Justice Moore first reminded the reader that Penal Code § 1018 permits a defendant at any time before judgment or at any time within six months of an order granting probation, if judgment is suspended, to withdraw a guilty plea for good cause shown. “This section shall be liberally construed . . . to promote justice” the statute states.
“Mistake, ignorance or any other factor overwhelming the exercise of free judgement is good cause for withdrawal of a guilty plea.” People v. Perez (2015) 233 Cal. App. 4th 736, 741.
“When a defendant is represented by counsel, the grant or denial of an application to withdraw a plea is purely within the discretion of the trial court after consideration of all factors necessary to bring about a just result.” People v. Nocelott (2012) 211 Cal. App. 4th 1091.
The appellate court then addressed Lopez’s claim by acknowledging that “the duty of defense counsel to advise clients of adverse immigration consequences of a plea agreement is an evolving area of the law.” In 2010, the U.S. Supreme Court issued its ruling in Padilla v. Kentucky (2010) 559 U.S. 356, wherein the Court held that being properly advised of adverse immigration consequences is part of counsel’s duty to provide effective representation under the Sixth Amendment.
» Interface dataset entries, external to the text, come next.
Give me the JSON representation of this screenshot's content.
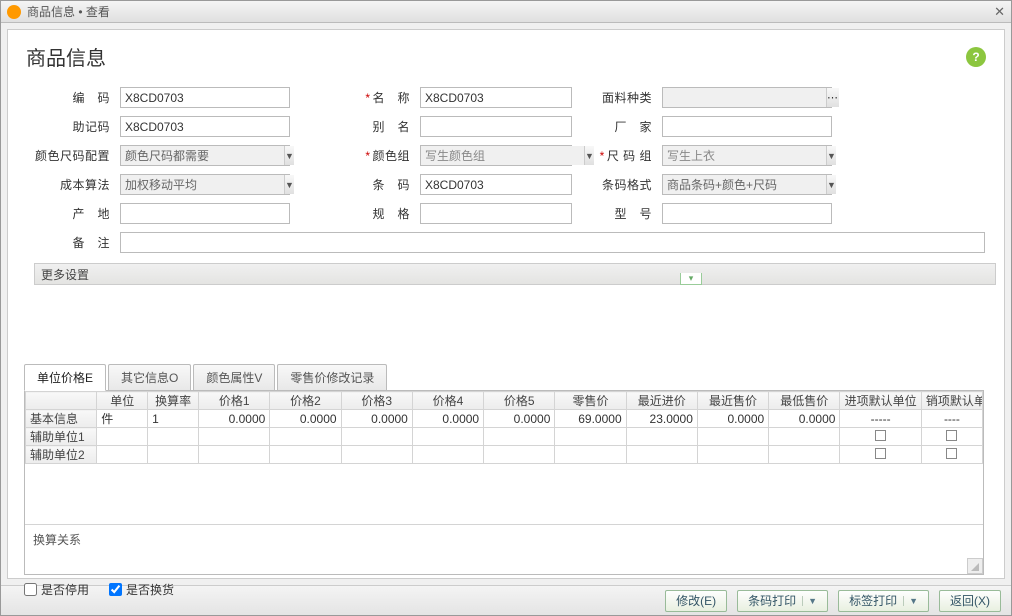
{
  "window": {
    "title": "商品信息 • 查看"
  },
  "header": {
    "title": "商品信息"
  },
  "form": {
    "code_label": "编　码",
    "code_value": "X8CD0703",
    "name_label": "名　称",
    "name_value": "X8CD0703",
    "material_label": "面料种类",
    "material_value": "",
    "mnemonic_label": "助记码",
    "mnemonic_value": "X8CD0703",
    "alias_label": "别　名",
    "alias_value": "",
    "factory_label": "厂　家",
    "factory_value": "",
    "colorsize_cfg_label": "颜色尺码配置",
    "colorsize_cfg_value": "颜色尺码都需要",
    "colorgroup_label": "颜色组",
    "colorgroup_value": "写生颜色组",
    "sizegroup_label": "尺 码 组",
    "sizegroup_value": "写生上衣",
    "cost_label": "成本算法",
    "cost_value": "加权移动平均",
    "barcode_label": "条　码",
    "barcode_value": "X8CD0703",
    "barcode_fmt_label": "条码格式",
    "barcode_fmt_value": "商品条码+颜色+尺码",
    "origin_label": "产　地",
    "origin_value": "",
    "spec_label": "规　格",
    "spec_value": "",
    "model_label": "型　号",
    "model_value": "",
    "remark_label": "备　注",
    "remark_value": "",
    "more_label": "更多设置"
  },
  "tabs": {
    "unit_price": "单位价格E",
    "other_info": "其它信息O",
    "color_attr": "颜色属性V",
    "retail_history": "零售价修改记录"
  },
  "grid": {
    "headers": {
      "blank": "",
      "unit": "单位",
      "rate": "换算率",
      "price1": "价格1",
      "price2": "价格2",
      "price3": "价格3",
      "price4": "价格4",
      "price5": "价格5",
      "retail": "零售价",
      "last_in": "最近进价",
      "last_out": "最近售价",
      "min_out": "最低售价",
      "def_in_unit": "进项默认单位",
      "def_out_unit": "销项默认单"
    },
    "rows": [
      {
        "h": "基本信息",
        "unit": "件",
        "rate": "1",
        "p1": "0.0000",
        "p2": "0.0000",
        "p3": "0.0000",
        "p4": "0.0000",
        "p5": "0.0000",
        "retail": "69.0000",
        "lastin": "23.0000",
        "lastout": "0.0000",
        "minout": "0.0000",
        "din": "-----",
        "dout": "----"
      },
      {
        "h": "辅助单位1",
        "unit": "",
        "rate": "",
        "p1": "",
        "p2": "",
        "p3": "",
        "p4": "",
        "p5": "",
        "retail": "",
        "lastin": "",
        "lastout": "",
        "minout": "",
        "din": "chk",
        "dout": "chk"
      },
      {
        "h": "辅助单位2",
        "unit": "",
        "rate": "",
        "p1": "",
        "p2": "",
        "p3": "",
        "p4": "",
        "p5": "",
        "retail": "",
        "lastin": "",
        "lastout": "",
        "minout": "",
        "din": "chk",
        "dout": "chk"
      }
    ],
    "exchange_label": "换算关系"
  },
  "checks": {
    "discontinued": "是否停用",
    "exchangeable": "是否换货"
  },
  "footer": {
    "modify": "修改(E)",
    "barcode_print": "条码打印",
    "tag_print": "标签打印",
    "back": "返回(X)"
  }
}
Id., at 367-368. Preserving the right to remain in the United States, the Court noted, can be more important to a defendant than remaining out of prison. Id. at 368.
California legislatures then codified this duty of defense counsel, citing Padilla, to provide affirmative and competent counsel with accurate and affirmative advice about adverse immigration consequences in Penal Code § 1016.3. Section 1016.3 also imposes a duty on prosecutors to consider the avoidance of adverse immigration consequences “as one factor in an effort to reach a just resolution.”
In Lopez’s case, the court noted that Lopez paid his attorney $20,000 to defend him, but his attorney never discussed adverse immigration consequences of the plea bargain specifically as to him. He only advised him that there might be problems, but the plea bargain was presented to Lopez on the same day he accepted the deal and was only presented once he came to the courthouse. Lopez had been a permanent resident of the United States for 22 years. He had four children here and both his parents lived here. His income supported his four children.
Count three, possession of a controlled substance for sale, was an “aggravated felony” under federal law that left Lopez subject to nearly certain deportation. See 8 U.S.C. § 1227(a); United States v. Verduzco-Rangel (9th Cir., 2018) 884 F.3d 918, 920.
The firearm-related charge, however, would not necessarily have adverse immigration consequences. United States v. Aguilera-Rios (9th Cir., 2014) 769 F.3d 626, 637.
Count one, possession of a controlled substance, while it would render Lopez deportable, left open the possibility of seeking relief from deportation. 8 U.S.C. § 1229(b).
Accordingly, the appellate court reversed the order denying Lopez’s motion to withdraw his plea. The case was then remanded for further proceedings with the case still pending.